Leftridge: Jesus Christ, you did great work on the New Testament allusion. The whole disciple angle seems fairly clear to me. I would place Billy in the Judas role, though; after all, when Nurse Ratched demanded that Billy name those responsible for initiating the rendezvous with Candy, Billy gave McMurphy up. Also like Judas, Billy later killed himself. Does the fact that McMurphy stays behind rather than escaping equate to a sacrifice? In any case, after McMurphy’s “crucifixion”, the other patients speculate that he’s actually still alive: “McMurphy escaped! He beat up two of the guards!” The patients are also using his language (“It’s ‘buggered’!”), playing poker now instead of Monopoly, suggesting that McMurphy has permanently changed things, even in death, most dramatically in “saving” Chief, who has escaped the hell of the hospital.

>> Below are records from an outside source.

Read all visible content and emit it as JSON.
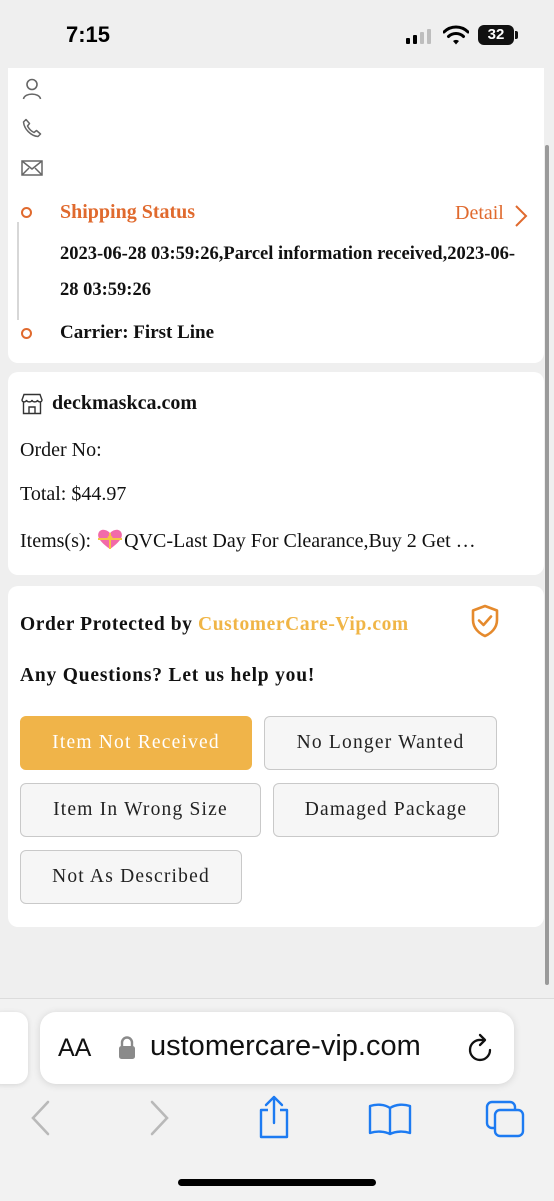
{
  "status_bar": {
    "time": "7:15",
    "battery": "32"
  },
  "contact": {
    "icons": [
      "person-icon",
      "phone-icon",
      "mail-icon"
    ]
  },
  "shipping": {
    "title": "Shipping Status",
    "detail_label": "Detail",
    "latest_event": "2023-06-28 03:59:26,Parcel information received,2023-06-28 03:59:26",
    "carrier": "Carrier: First Line"
  },
  "order": {
    "store": "deckmaskca.com",
    "order_no": "Order No:",
    "total": "Total: $44.97",
    "items_label": "Items(s):",
    "items_value": "QVC-Last Day For Clearance,Buy 2 Get …"
  },
  "protection": {
    "prefix": "Order Protected by",
    "brand": "CustomerCare-Vip.com",
    "question": "Any Questions? Let us help you!",
    "options": [
      "Item Not Received",
      "No Longer Wanted",
      "Item In Wrong Size",
      "Damaged Package",
      "Not As Described"
    ],
    "selected": "Item Not Received"
  },
  "browser": {
    "aa_label": "AA",
    "url": "ustomercare-vip.com"
  },
  "colors": {
    "accent_orange": "#e06a2e",
    "button_gold": "#f0b449",
    "brand_gold": "#f0b546"
  }
}
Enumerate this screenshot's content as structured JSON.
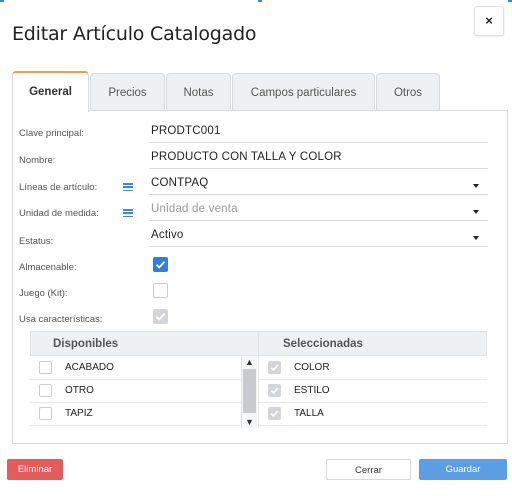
{
  "dialog": {
    "title": "Editar Artículo Catalogado",
    "close_label": "×"
  },
  "tabs": [
    {
      "label": "General",
      "active": true
    },
    {
      "label": "Precios",
      "active": false
    },
    {
      "label": "Notas",
      "active": false
    },
    {
      "label": "Campos particulares",
      "active": false
    },
    {
      "label": "Otros",
      "active": false
    }
  ],
  "form": {
    "clave": {
      "label": "Clave principal:",
      "value": "PRODTC001"
    },
    "nombre": {
      "label": "Nombre:",
      "value": "PRODUCTO CON TALLA Y COLOR"
    },
    "lineas": {
      "label": "Líneas de artículo:",
      "value": "CONTPAQ"
    },
    "unidad": {
      "label": "Unidad de medida:",
      "placeholder": "Unidad de venta"
    },
    "estatus": {
      "label": "Estatus:",
      "value": "Activo"
    },
    "almacenable": {
      "label": "Almacenable:",
      "checked": true
    },
    "juego": {
      "label": "Juego (Kit):",
      "checked": false
    },
    "usa_caracteristicas": {
      "label": "Usa características:",
      "checked": true,
      "disabled": true
    }
  },
  "dual_list": {
    "available_header": "Disponibles",
    "selected_header": "Seleccionadas",
    "available": [
      {
        "label": "ACABADO",
        "checked": false
      },
      {
        "label": "OTRO",
        "checked": false
      },
      {
        "label": "TAPIZ",
        "checked": false
      }
    ],
    "selected": [
      {
        "label": "COLOR",
        "checked": true
      },
      {
        "label": "ESTILO",
        "checked": true
      },
      {
        "label": "TALLA",
        "checked": true
      }
    ]
  },
  "footer": {
    "delete_label": "Eliminar",
    "close_label": "Cerrar",
    "save_label": "Guardar"
  },
  "colors": {
    "primary": "#2f7ed8",
    "save_button": "#5c9ee3",
    "delete_button": "#e25c5c",
    "active_tab_accent": "#f0a04b"
  }
}
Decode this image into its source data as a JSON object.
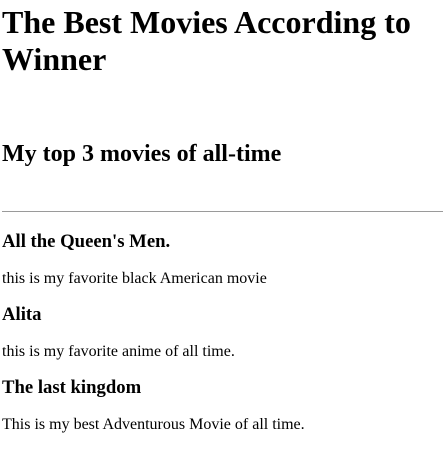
{
  "page": {
    "title": "The Best Movies According to Winner",
    "subtitle": "My top 3 movies of all-time"
  },
  "movies": [
    {
      "title": "All the Queen's Men.",
      "description": "this is my favorite black American movie"
    },
    {
      "title": "Alita",
      "description": "this is my favorite anime of all time."
    },
    {
      "title": "The last kingdom",
      "description": "This is my best Adventurous Movie of all time."
    }
  ]
}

I’m glad you mentioned the acting in the film. Everyone is perfect, a credit to the screenplay and Forman’s direction, but it has to be one of the film’s in which I am most reluctant to take my eyes off one particular actor’s performance. Nicholson has so many moments of greatness in this film — the basketball scene, the attempt to lift the water fountain, the World Series improvisation, the electric-shock therapy session. As a result, I don’t think I’ll ever tire of watching this movie. Jack is crazy good.